We probably feel fairly complacent thinking about Matthew.  After all, none of us are tax collectors and we’re probably not too bound up in ‘the selfish love of gain or possessive love of riches’.  Nevertheless, like Matthew, we are caught up in an economic system, not necessarily of our choosing, that favours accumulating wealth at the expense, not only of those struggling financially in our own country and even more so in poor countries, but also at the expense of the earth as we relentlessly deplete its resources in order to fuel the way of life to which we have become accustomed.  And it’s a way of life that feeds on worry about whether there will be enough – a point Jesus makes here.

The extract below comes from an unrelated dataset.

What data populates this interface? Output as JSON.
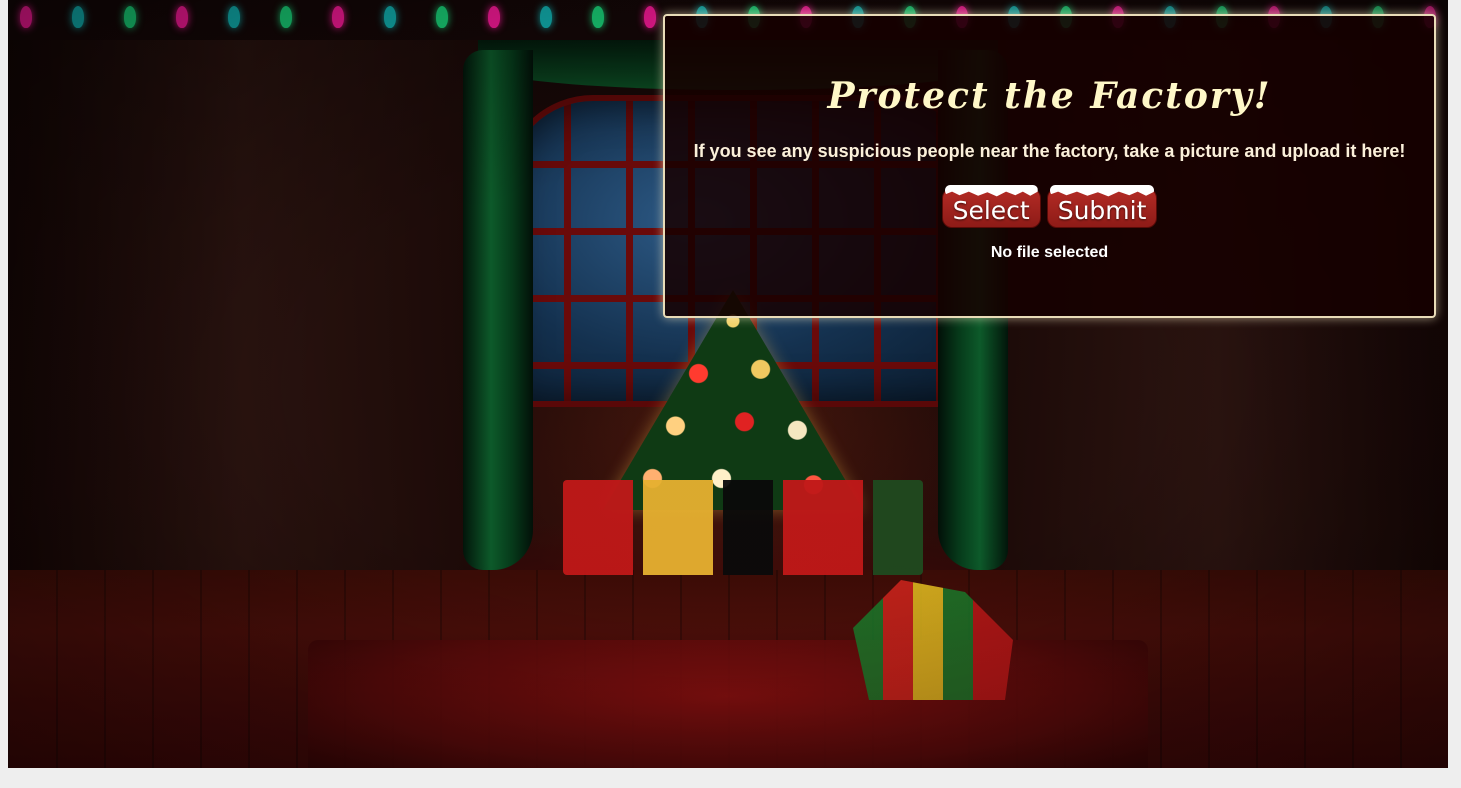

Once you become accustomed to something you can stop seeing it clearly.  It becomes the norm.  It affects the way you vote, the way you shop, the way you travel and perhaps most damagingly, how you view people who don’t seem to fit that norm, who are outside the norm.  I think this may what Jesus is getting at when he speaks about the eyes in this reading – if your eyes are good, your whole body will be full of light (v22).  You start to see more clearly;  to see things differently.

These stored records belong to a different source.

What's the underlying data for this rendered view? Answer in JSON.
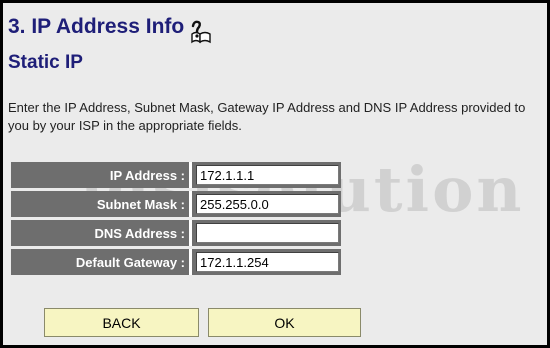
{
  "header": {
    "title": "3. IP Address Info",
    "help_icon": "help-question-book-icon",
    "subtitle": "Static IP"
  },
  "description": "Enter the IP Address, Subnet Mask, Gateway IP Address and DNS IP Address provided to you by your ISP in the appropriate fields.",
  "watermark": "adslsolution",
  "form": {
    "rows": [
      {
        "label": "IP Address :",
        "value": "172.1.1.1"
      },
      {
        "label": "Subnet Mask :",
        "value": "255.255.0.0"
      },
      {
        "label": "DNS Address :",
        "value": ""
      },
      {
        "label": "Default Gateway :",
        "value": "172.1.1.254"
      }
    ]
  },
  "buttons": {
    "back": "BACK",
    "ok": "OK"
  },
  "colors": {
    "title_text": "#1e1e78",
    "label_bg": "#6e6e6e",
    "page_bg": "#ebebeb",
    "button_bg": "#f7f5c2"
  }
}
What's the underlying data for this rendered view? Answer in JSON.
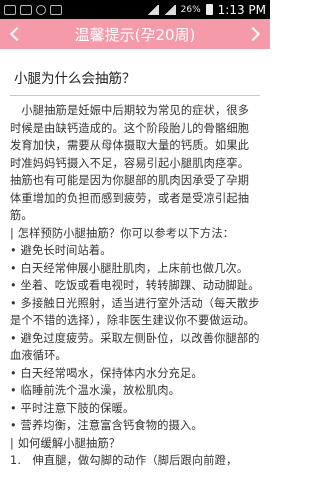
{
  "status_bar": {
    "battery_pct": "26%",
    "time": "1:13 PM"
  },
  "app_bar": {
    "title": "温馨提示(孕20周)"
  },
  "article": {
    "heading": "小腿为什么会抽筋？",
    "paragraphs": [
      "　小腿抽筋是妊娠中后期较为常见的症状，很多时候是由缺钙造成的。这个阶段胎儿的骨骼细胞发育加快，需要从母体摄取大量的钙质。如果此时准妈妈钙摄入不足，容易引起小腿肌肉痉挛。抽筋也有可能是因为你腿部的肌肉因承受了孕期体重增加的负担而感到疲劳，或者是受凉引起抽筋。",
      "| 怎样预防小腿抽筋？你可以参考以下方法：",
      "• 避免长时间站着。",
      "• 白天经常伸展小腿肚肌肉，上床前也做几次。",
      "• 坐着、吃饭或看电视时，转转脚踝、动动脚趾。",
      "• 多接触日光照射，适当进行室外活动（每天散步是个不错的选择），除非医生建议你不要做运动。",
      "• 避免过度疲劳。采取左侧卧位，以改善你腿部的血液循环。",
      "• 白天经常喝水，保持体内水分充足。",
      "• 临睡前洗个温水澡，放松肌肉。",
      "• 平时注意下肢的保暖。",
      "• 营养均衡，注意富含钙食物的摄入。",
      "| 如何缓解小腿抽筋？",
      "1.　伸直腿，做勾脚的动作（脚后跟向前蹬，"
    ]
  }
}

In this season of creation tide we are being challenged to open our eyes to how our way of life may be damaging our planet and so many of God’s people.  Because we are part of the system we can feel helpless.  Matthew, Zacchaeus, Levi, all offer hope.  They all found themselves exposed to a different set of values from the ones they had learnt to accept as the norm in Roman Palestine.  Almost certainly they would have heard Jesus’ teaching, seen how he was with his disciples, seen his followers dancing to a different drum, as it were, from the one which they had to follow.  They were faced with a new story, a different narrative, and it attracted them. With all 3 men the result was movement.  They were sitting, but now they get up (or get down from the tree – Zacchaeus!) and they move.  Matthew moves from his solitary seat in the tax booth, he stands (thus becoming more visible, like Zacchaeus) and joins the community of those following Jesus and, like the others, so importantly, practises generosity – he has a party, sharing his food and home. Zacchaeus of course says he will pay back double what he has taken dishonestly.  They have moved way outside their comfort zones.

We too can hear a different narrative from the one that drives our current western lifestyle.  We can be exposed to what the writer of Matthew’s gospel might have called kingdom values.  And we can respond by doing what Matthew does- joining with a group of like minded people, those disciples following Jesus.  We are part of a church that seeks to live differently, that upholds values that may be at odds with our current economic system.  Look out for some of the things this church is doing and join in, whether it’s through a walk round the parish with eyes open, or monitoring our use of plastic or energy, or joining in national protests, tackling investments in fossil fuel….  We can no longer continue living as though the poor don’t matter.  It’s costing us the earth.


Christine Bainbridge